- "MPT Plus goes on line in Bangor". Bangor Daily News. April 18, 1994. Retrieved August 26, 2012. (preview of subscription content)
- Joy, Pam (May 22, 1996). "Public TV pulls PLUS". Sun Journal. pp. 1–8A. Retrieved August 26, 2012.
- Fybush, Scott (October 9, 1996). "Meet the New 'FNX...". New England RadioWatch. Retrieved August 26, 2012.
- Fybush, Scott (April 16, 1999). "Raleigh Retires, Bruds Cuts Back Hours at WBZ". North East RadioWatch. Retrieved August 26, 2012.
- Post to the Host from Prairie Home Companion and American Public Media
- Routhier, Ray (December 18, 2008). "MPBN to reach fewer Mainers". Portland Press Herald. Retrieved December 18, 2008.
- "MPBN Announces Layoffs and Transmitter Shutdowns". Maine Public Broadcasting Network. December 18, 2008. Retrieved December 18, 2008.
- MPBN: "Listeners React To MPBN Cutbacks", 12/19/2008.
- MPBN press release, "MPBN to Delay Planned Transmitters Closures in Fort Kent, Calais", 1/6/2009.
- MPBN press release: "MPBN Works to Avert Transmitter Shutdowns", 2/12/2009.
- Bangor Daily News story, "MPBN to fight LePage proposal to eliminate its state funding", 3/19/2012
- Bangor Daily News story, "Committee approves supplemental budget after stripping many items proposed by LePage", 4/10/2012
- Maine Today/Portland Press Herald: "MPBN going all digital early", 12/10/2008
- Growing pains: MPBN takes hit for digital TV switch, Eric Russell, Bangor Daily News, January 19, 2009
- Exact dates reflect the date on which the FCC issued a license for the station.
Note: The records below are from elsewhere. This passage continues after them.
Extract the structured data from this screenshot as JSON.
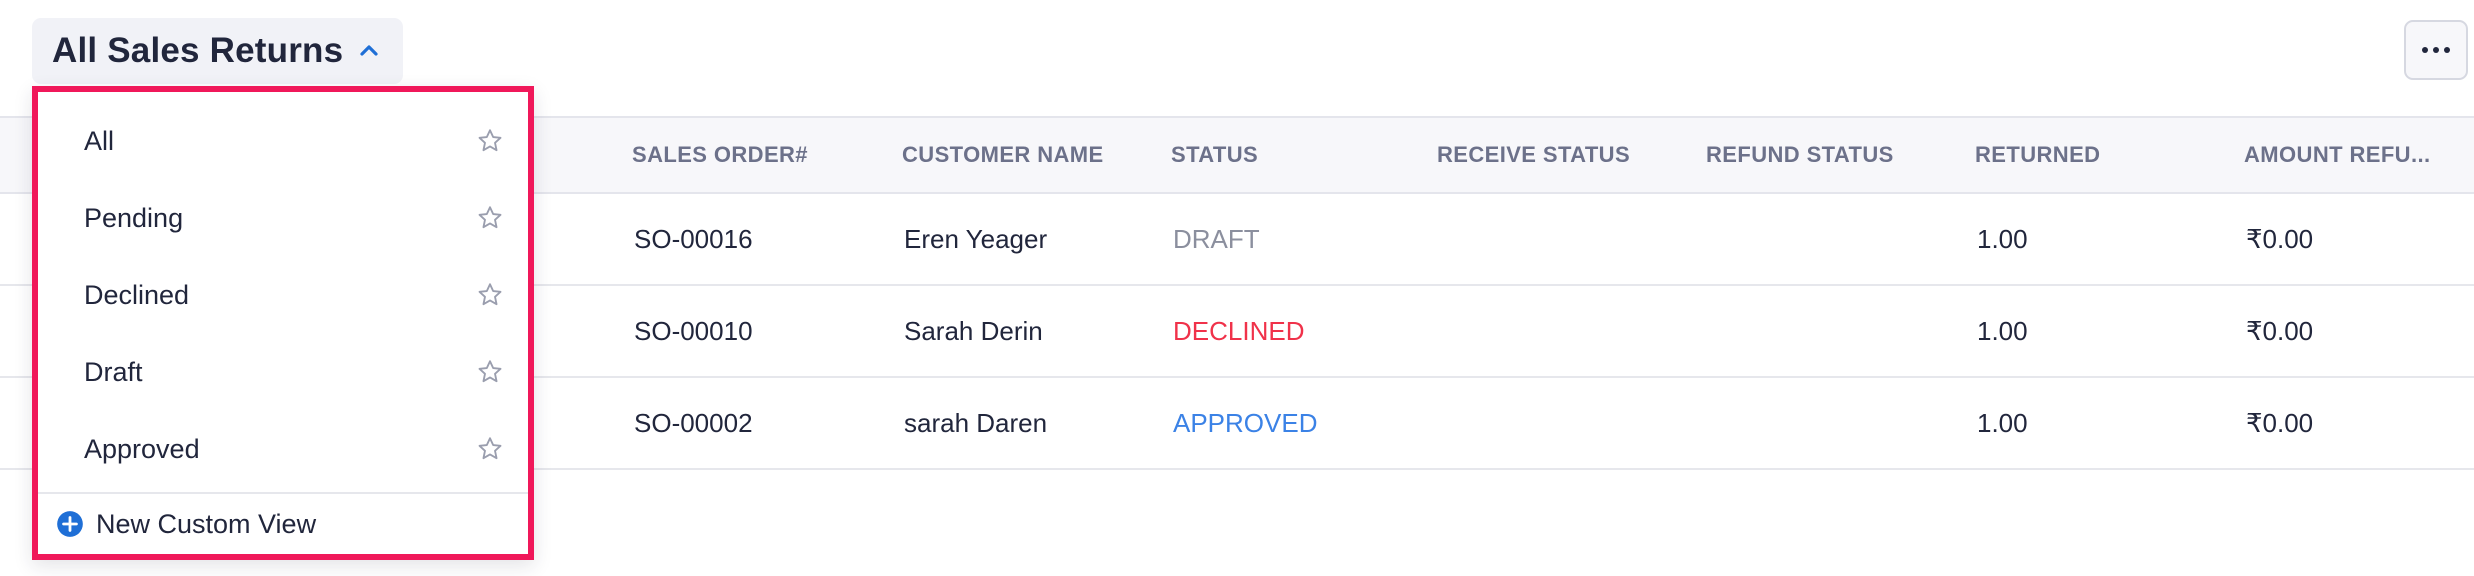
{
  "header": {
    "view_title": "All Sales Returns",
    "chevron_icon": "chevron-up-icon",
    "more_icon": "more-horizontal-icon"
  },
  "table": {
    "columns": [
      "SALES ORDER#",
      "CUSTOMER NAME",
      "STATUS",
      "RECEIVE STATUS",
      "REFUND STATUS",
      "RETURNED",
      "AMOUNT REFU..."
    ],
    "rows": [
      {
        "sales_order": "SO-00016",
        "customer": "Eren Yeager",
        "status": "DRAFT",
        "receive_status": "",
        "refund_status": "",
        "returned": "1.00",
        "amount_refunded": "₹0.00"
      },
      {
        "sales_order": "SO-00010",
        "customer": "Sarah Derin",
        "status": "DECLINED",
        "receive_status": "",
        "refund_status": "",
        "returned": "1.00",
        "amount_refunded": "₹0.00"
      },
      {
        "sales_order": "SO-00002",
        "customer": "sarah Daren",
        "status": "APPROVED",
        "receive_status": "",
        "refund_status": "",
        "returned": "1.00",
        "amount_refunded": "₹0.00"
      }
    ]
  },
  "dropdown": {
    "items": [
      {
        "label": "All",
        "icon": "star-outline-icon"
      },
      {
        "label": "Pending",
        "icon": "star-outline-icon"
      },
      {
        "label": "Declined",
        "icon": "star-outline-icon"
      },
      {
        "label": "Draft",
        "icon": "star-outline-icon"
      },
      {
        "label": "Approved",
        "icon": "star-outline-icon"
      }
    ],
    "new_view_label": "New Custom View",
    "new_view_icon": "plus-circle-icon"
  },
  "colors": {
    "accent": "#1f6fd6",
    "highlight_border": "#f0185a",
    "status_draft": "#8b8f9e",
    "status_declined": "#f0324a",
    "status_approved": "#3b82e6",
    "header_text": "#6c718a"
  }
}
The station will normally have been operating under program test authority for some months prior.
- Federal Communications Commission (2002-02-04). "FM Broadcast Station License". Retrieved 2008-02-16. File number BLED-20011113ABV.
- Maine Public Broadcasting's main site
- Query the FCC's TV station database for WCBB
- Query the FCC's TV station database for WMEM
- Query the FCC's TV station database for WMEB
- Query the FCC's TV station database for WMEA
- Query the FCC's TV station database for WMED
- BIAfn's Media Web Database -- Information on WCBB-TV
- BIAfn's Media Web Database -- Information on WMEM-TV
- BIAfn's Media Web Database -- Information on WMEB-TV
- BIAfn's Media Web Database -- Information on WMEA-TV
- BIAfn's Media Web Database -- Information on WMED-TV